[Component data from apps and pages]
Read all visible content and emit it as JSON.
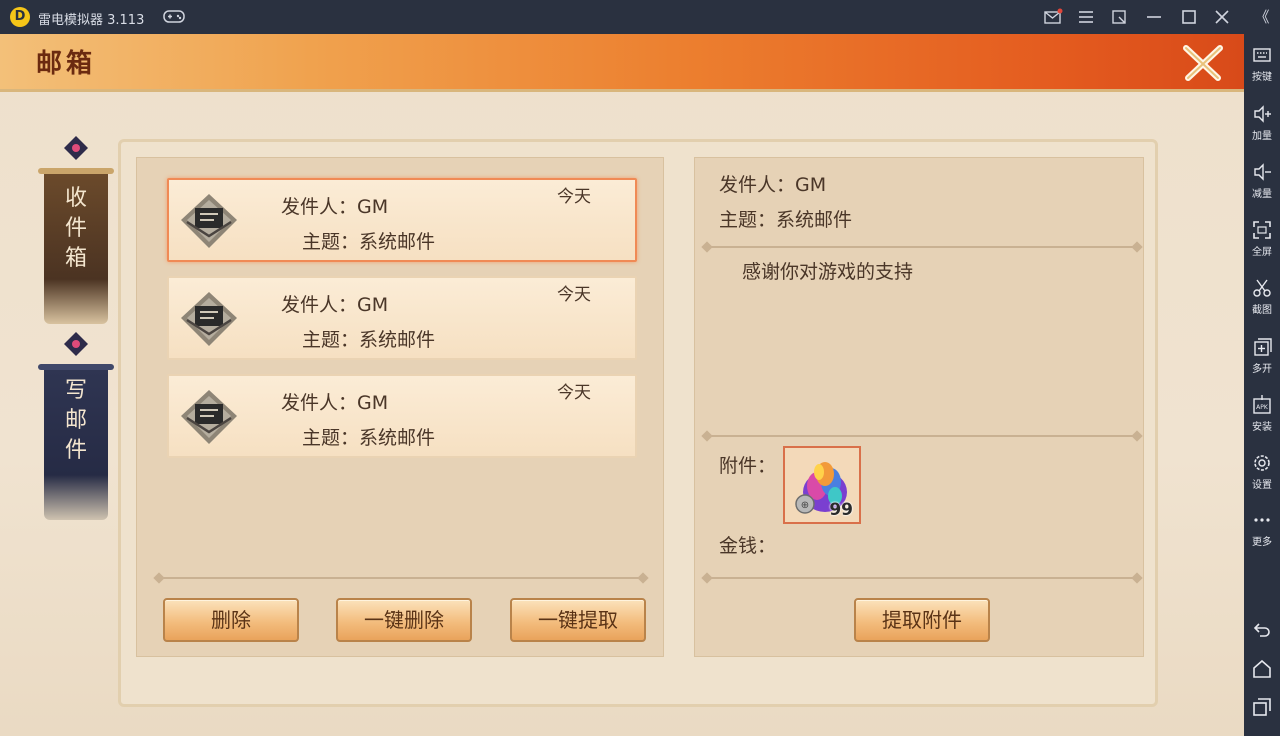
{
  "emulator": {
    "title": "雷电模拟器 3.113",
    "logo": "D",
    "window_buttons": [
      "mail-icon",
      "menu-icon",
      "restore-icon",
      "minimize-icon",
      "maximize-icon",
      "close-icon"
    ],
    "collapse_glyph": "《"
  },
  "sidebar": {
    "items": [
      {
        "label": "按键",
        "icon": "keyboard-icon"
      },
      {
        "label": "加量",
        "icon": "volume-up-icon"
      },
      {
        "label": "减量",
        "icon": "volume-down-icon"
      },
      {
        "label": "全屏",
        "icon": "fullscreen-icon"
      },
      {
        "label": "截图",
        "icon": "scissors-icon"
      },
      {
        "label": "多开",
        "icon": "multi-open-icon"
      },
      {
        "label": "安装",
        "icon": "apk-install-icon"
      },
      {
        "label": "设置",
        "icon": "gear-icon"
      },
      {
        "label": "更多",
        "icon": "more-icon"
      }
    ],
    "nav": [
      "back-icon",
      "home-icon",
      "recent-apps-icon"
    ]
  },
  "game": {
    "header_title": "邮箱",
    "tabs": [
      {
        "label": [
          "收",
          "件",
          "箱"
        ],
        "active": true
      },
      {
        "label": [
          "写",
          "邮",
          "件"
        ],
        "active": false
      }
    ],
    "mails": [
      {
        "sender": "发件人：GM",
        "subject": "主题：系统邮件",
        "date": "今天",
        "selected": true
      },
      {
        "sender": "发件人：GM",
        "subject": "主题：系统邮件",
        "date": "今天",
        "selected": false
      },
      {
        "sender": "发件人：GM",
        "subject": "主题：系统邮件",
        "date": "今天",
        "selected": false
      }
    ],
    "list_buttons": {
      "delete": "删除",
      "delete_all": "一键删除",
      "claim_all": "一键提取"
    },
    "detail": {
      "sender": "发件人：GM",
      "subject": "主题：系统邮件",
      "body": "感谢你对游戏的支持",
      "attachment_label": "附件：",
      "attachment_count": "99",
      "money_label": "金钱：",
      "claim_button": "提取附件"
    },
    "colors": {
      "header_orange": "#ec7f2f",
      "selected_border": "#f08a55",
      "button_gold": "#f3bd7e"
    }
  }
}
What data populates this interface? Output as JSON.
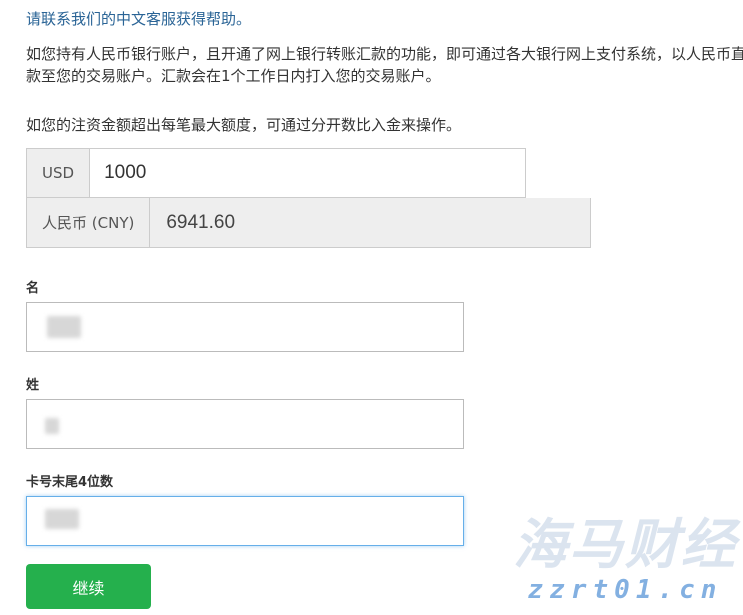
{
  "intro": {
    "contact_link": "请联系我们的中文客服获得帮助。",
    "paragraph": "如您持有人民币银行账户，且开通了网上银行转账汇款的功能，即可通过各大银行网上支付系统，以人民币直接汇款至您的交易账户。汇款会在1个工作日内打入您的交易账户。",
    "split_note": "如您的注资金额超出每笔最大额度，可通过分开数比入金来操作。"
  },
  "currency": {
    "usd_label": "USD",
    "usd_value": "1000",
    "cny_label": "人民币 (CNY)",
    "cny_value": "6941.60"
  },
  "form": {
    "first_name_label": "名",
    "last_name_label": "姓",
    "card_last4_label": "卡号末尾4位数",
    "submit_label": "继续"
  },
  "watermark": {
    "cn": "海马财经",
    "en": "zzrt01.cn"
  }
}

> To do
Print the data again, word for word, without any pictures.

> Answer area
Read all visible content and emit it as JSON.
{
  "emulator": {
    "title": "雷电模拟器 3.113",
    "logo": "D",
    "window_buttons": [
      "mail-icon",
      "menu-icon",
      "restore-icon",
      "minimize-icon",
      "maximize-icon",
      "close-icon"
    ],
    "collapse_glyph": "《"
  },
  "sidebar": {
    "items": [
      {
        "label": "按键",
        "icon": "keyboard-icon"
      },
      {
        "label": "加量",
        "icon": "volume-up-icon"
      },
      {
        "label": "减量",
        "icon": "volume-down-icon"
      },
      {
        "label": "全屏",
        "icon": "fullscreen-icon"
      },
      {
        "label": "截图",
        "icon": "scissors-icon"
      },
      {
        "label": "多开",
        "icon": "multi-open-icon"
      },
      {
        "label": "安装",
        "icon": "apk-install-icon"
      },
      {
        "label": "设置",
        "icon": "gear-icon"
      },
      {
        "label": "更多",
        "icon": "more-icon"
      }
    ],
    "nav": [
      "back-icon",
      "home-icon",
      "recent-apps-icon"
    ]
  },
  "game": {
    "header_title": "邮箱",
    "tabs": [
      {
        "label": [
          "收",
          "件",
          "箱"
        ],
        "active": true
      },
      {
        "label": [
          "写",
          "邮",
          "件"
        ],
        "active": false
      }
    ],
    "mails": [
      {
        "sender": "发件人：GM",
        "subject": "主题：系统邮件",
        "date": "今天",
        "selected": true
      },
      {
        "sender": "发件人：GM",
        "subject": "主题：系统邮件",
        "date": "今天",
        "selected": false
      },
      {
        "sender": "发件人：GM",
        "subject": "主题：系统邮件",
        "date": "今天",
        "selected": false
      }
    ],
    "list_buttons": {
      "delete": "删除",
      "delete_all": "一键删除",
      "claim_all": "一键提取"
    },
    "detail": {
      "sender": "发件人：GM",
      "subject": "主题：系统邮件",
      "body": "感谢你对游戏的支持",
      "attachment_label": "附件：",
      "attachment_count": "99",
      "money_label": "金钱：",
      "claim_button": "提取附件"
    },
    "colors": {
      "header_orange": "#ec7f2f",
      "selected_border": "#f08a55",
      "button_gold": "#f3bd7e"
    }
  }
}
What data populates this interface? Output as JSON.
{
  "intro": {
    "contact_link": "请联系我们的中文客服获得帮助。",
    "paragraph": "如您持有人民币银行账户，且开通了网上银行转账汇款的功能，即可通过各大银行网上支付系统，以人民币直接汇款至您的交易账户。汇款会在1个工作日内打入您的交易账户。",
    "split_note": "如您的注资金额超出每笔最大额度，可通过分开数比入金来操作。"
  },
  "currency": {
    "usd_label": "USD",
    "usd_value": "1000",
    "cny_label": "人民币 (CNY)",
    "cny_value": "6941.60"
  },
  "form": {
    "first_name_label": "名",
    "last_name_label": "姓",
    "card_last4_label": "卡号末尾4位数",
    "submit_label": "继续"
  },
  "watermark": {
    "cn": "海马财经",
    "en": "zzrt01.cn"
  }
}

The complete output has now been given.